She translates that view into the often rapacious world of rental real estate: "Do the right thing and care about people. You wind up more successful than most real estate investors. People pitch in because they feel cared about."
The view also helps explain how she chose the name for the farmhouse. She and her partner Nancy, director of education for the American Association of University Women, tried out Teachers Way. Then Riley's Tuition, after their son at University of Maryland. Then Lark thought of the games she played at the Sandy Spring Quaker school. Frazzlyram. Friedlefrapp. Brindledorf. And Brindledorf stuck. Don't ask her how to play it. The only thing she remembers is that no one had to compete to play it and everyone had fun.
Lark spent many sleepless nights in the fall, worried that others won't understand her vision. Some neighbors have grumbled privately, well, what kind of community is this? A commune? A kibbutz? What kind of teachers? Teachers for world peace? Only one neighbor has been outright hostile, Lark said.
Even Lark's friend and longtime real estate adviser, Jeannie Ahearn, didn't get it, at first. Then Lark went to work on her. "I'm a convert now," Ahearn said. "This is really unique. I don't know of anyone doing anything like it. Most people who own rental properties, their first and foremost consideration is their return on investment. For Sue and Nancy, they're prudent investors, but they also get their satisfaction from helping five people and creating a setting where they would feel camaraderie."
Gladys Smith is one tenant who is already camping out at Brindledorf with her 12-year-old daughter Kimara. And for her, it has been an unexpected dream come true.
A single mother, dog owner and PhD candidate who had been living in Harlem, Smith found out in late December, during her final exams, that a grant she had applied for at Howard University came through. She needed a place in the D.C. area immediately. Friends told her Montgomery County had the best schools. So she went on the Internet and found Brindledorf (www.brindledorf.com), where Lark has posted old photographs, descriptions of the suites and a diary of her search for the perfect communal home.
"On the Internet, it sounded like a hippie-type thing. I didn't think I would like it. And when I drove up, it looked a little shaggy," Smith said. "But I saw the separate suites, the separate entrances, how you could have total privacy as well as common areas to be part of a community, and I really liked it."
Her first night there, she had a late class. As she rushed out the door, she showed Kimara where the frozen TV dinners were.
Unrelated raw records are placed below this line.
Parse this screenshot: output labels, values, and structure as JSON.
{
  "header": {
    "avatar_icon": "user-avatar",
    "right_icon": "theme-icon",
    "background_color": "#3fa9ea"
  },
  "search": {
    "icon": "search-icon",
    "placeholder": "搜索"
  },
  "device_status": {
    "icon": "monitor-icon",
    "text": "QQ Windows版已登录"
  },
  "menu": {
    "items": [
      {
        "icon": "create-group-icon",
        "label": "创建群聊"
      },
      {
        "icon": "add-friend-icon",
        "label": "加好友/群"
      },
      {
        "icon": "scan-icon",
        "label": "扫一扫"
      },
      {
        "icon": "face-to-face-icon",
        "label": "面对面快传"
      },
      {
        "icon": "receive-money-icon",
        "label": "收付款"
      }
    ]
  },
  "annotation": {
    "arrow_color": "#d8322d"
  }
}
Sue and Nancy Eynon Lark, visiting with their son Riley, said not to worry. When Smith returned home later that evening, the four were sitting around the fireplace, eating sandwiches.
"Before we moved, I was worried about moving to a new community and not knowing anyone. That can feel so isolating. Sometimes I have late classes, and I worried about my daughter being alone in an apartment," she said. "Now, [fellow tenant] John has offered to help me if I need help picking her up from school. He and Jen are taking her bike riding while I work in the lab this Saturday. And we all had a big Super Bowl party in the living room. This is really a perfect place for me."
For all her passion and her angst about her vision, Lark's final entry into her Web diary says it all: "We built it. And they came."